[Collection entries]
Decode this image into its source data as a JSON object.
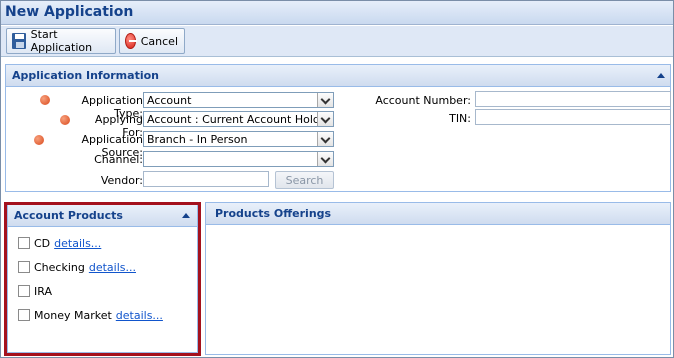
{
  "window": {
    "title": "New Application"
  },
  "toolbar": {
    "start_label": "Start Application",
    "cancel_label": "Cancel"
  },
  "app_info": {
    "title": "Application Information",
    "application_type": {
      "label": "Application Type:",
      "value": "Account"
    },
    "applying_for": {
      "label": "Applying For:",
      "value": "Account : Current Account Holder"
    },
    "application_source": {
      "label": "Application Source:",
      "value": "Branch - In Person"
    },
    "channel": {
      "label": "Channel:",
      "value": ""
    },
    "vendor": {
      "label": "Vendor:",
      "value": "",
      "search_label": "Search"
    },
    "account_number": {
      "label": "Account Number:",
      "value": ""
    },
    "tin": {
      "label": "TIN:",
      "value": ""
    }
  },
  "account_products": {
    "title": "Account Products",
    "items": [
      {
        "label": "CD",
        "link": "details...",
        "checked": false
      },
      {
        "label": "Checking",
        "link": "details...",
        "checked": false
      },
      {
        "label": "IRA",
        "link": "",
        "checked": false
      },
      {
        "label": "Money Market",
        "link": "details...",
        "checked": false
      }
    ]
  },
  "product_offerings": {
    "title": "Products Offerings"
  },
  "colors": {
    "title_text": "#15428b",
    "required": "#d9481b",
    "highlight": "#a4111d",
    "link": "#1155cc"
  }
}
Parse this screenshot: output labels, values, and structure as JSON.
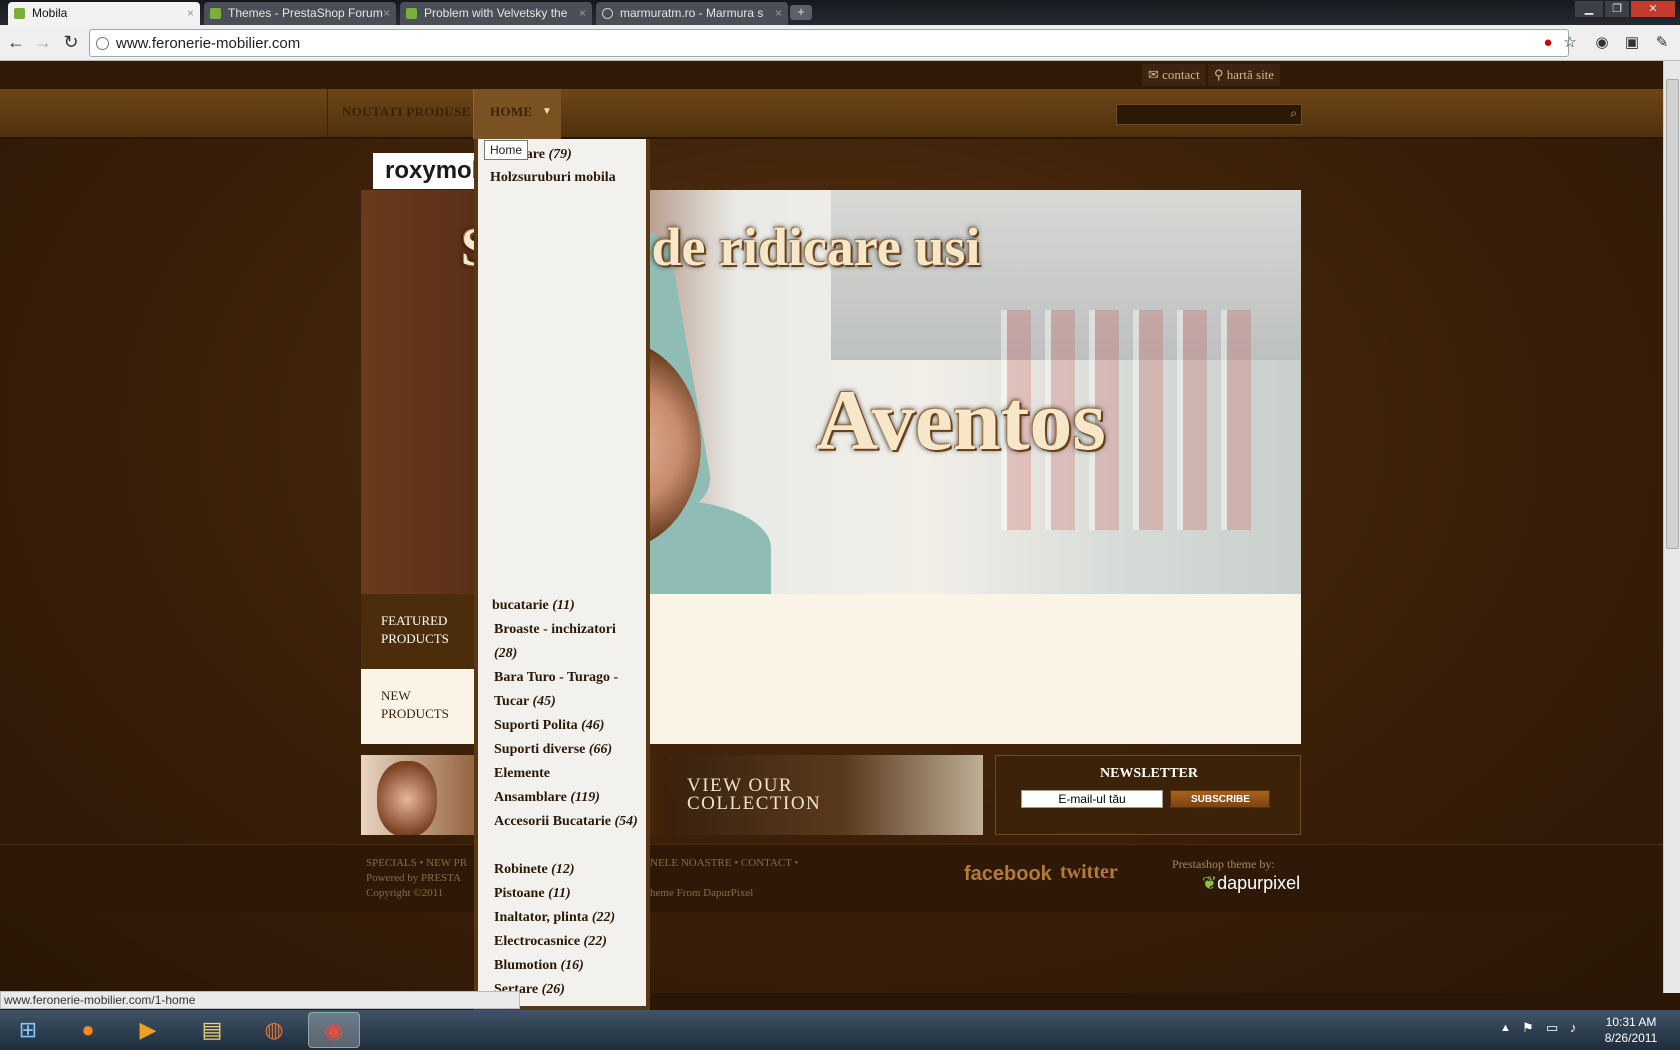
{
  "browser": {
    "tabs": [
      {
        "label": "Mobila",
        "active": true
      },
      {
        "label": "Themes - PrestaShop Forum",
        "active": false
      },
      {
        "label": "Problem with Velvetsky the",
        "active": false
      },
      {
        "label": "marmuratm.ro - Marmura s",
        "active": false
      }
    ],
    "new_tab": "+",
    "url": "www.feronerie-mobilier.com",
    "status_url": "www.feronerie-mobilier.com/1-home"
  },
  "site": {
    "top_links": [
      "contact",
      "hartă site"
    ],
    "menu": {
      "first_item": "NOUTATI PRODUSE",
      "home": "HOME"
    },
    "tooltip": "Home",
    "logo": "roxymob",
    "banner": {
      "title": "Sisteme de ridicare usi",
      "brand": "Aventos"
    },
    "product_tabs": [
      "FEATURED PRODUCTS",
      "NEW PRODUCTS"
    ],
    "promo": {
      "collection": "VIEW OUR COLLECTION"
    },
    "newsletter": {
      "title": "NEWSLETTER",
      "placeholder": "E-mail-ul tău",
      "button": "SUBSCRIBE"
    },
    "dropdown": [
      {
        "label": "Mobilare",
        "count": "(79)"
      },
      {
        "label": "Holzsuruburi mobila",
        "count": ""
      },
      {
        "label": "bucatarie",
        "count": "(11)"
      },
      {
        "label": "Broaste - inchizatori",
        "count": "(28)"
      },
      {
        "label": "Bara Turo - Turago - Tucar",
        "count": "(45)"
      },
      {
        "label": "Suporti Polita",
        "count": "(46)"
      },
      {
        "label": "Suporti diverse",
        "count": "(66)"
      },
      {
        "label": "Elemente Ansamblare",
        "count": "(119)"
      },
      {
        "label": "Accesorii Bucatarie",
        "count": "(54)"
      },
      {
        "label": "Robinete",
        "count": "(12)"
      },
      {
        "label": "Pistoane",
        "count": "(11)"
      },
      {
        "label": "Inaltator, plinta",
        "count": "(22)"
      },
      {
        "label": "Electrocasnice",
        "count": "(22)"
      },
      {
        "label": "Blumotion",
        "count": "(16)"
      },
      {
        "label": "Sertare",
        "count": "(26)"
      }
    ],
    "footer": {
      "links": "SPECIALS • NEW PR",
      "links_right": "NELE NOASTRE • CONTACT •",
      "powered": "Powered by PRESTA",
      "copyright": "Copyright ©2011",
      "theme": "heme From DapurPixel",
      "social_fb": "facebook",
      "social_tw": "twitter",
      "byline": "Prestashop theme by:",
      "brand": "dapurpixel"
    }
  },
  "taskbar": {
    "time": "10:31 AM",
    "date": "8/26/2011"
  },
  "colors": {
    "accent": "#5a3812",
    "background": "#2a1606"
  }
}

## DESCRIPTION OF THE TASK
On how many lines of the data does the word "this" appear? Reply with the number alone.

## SOLVED EXERCISE
2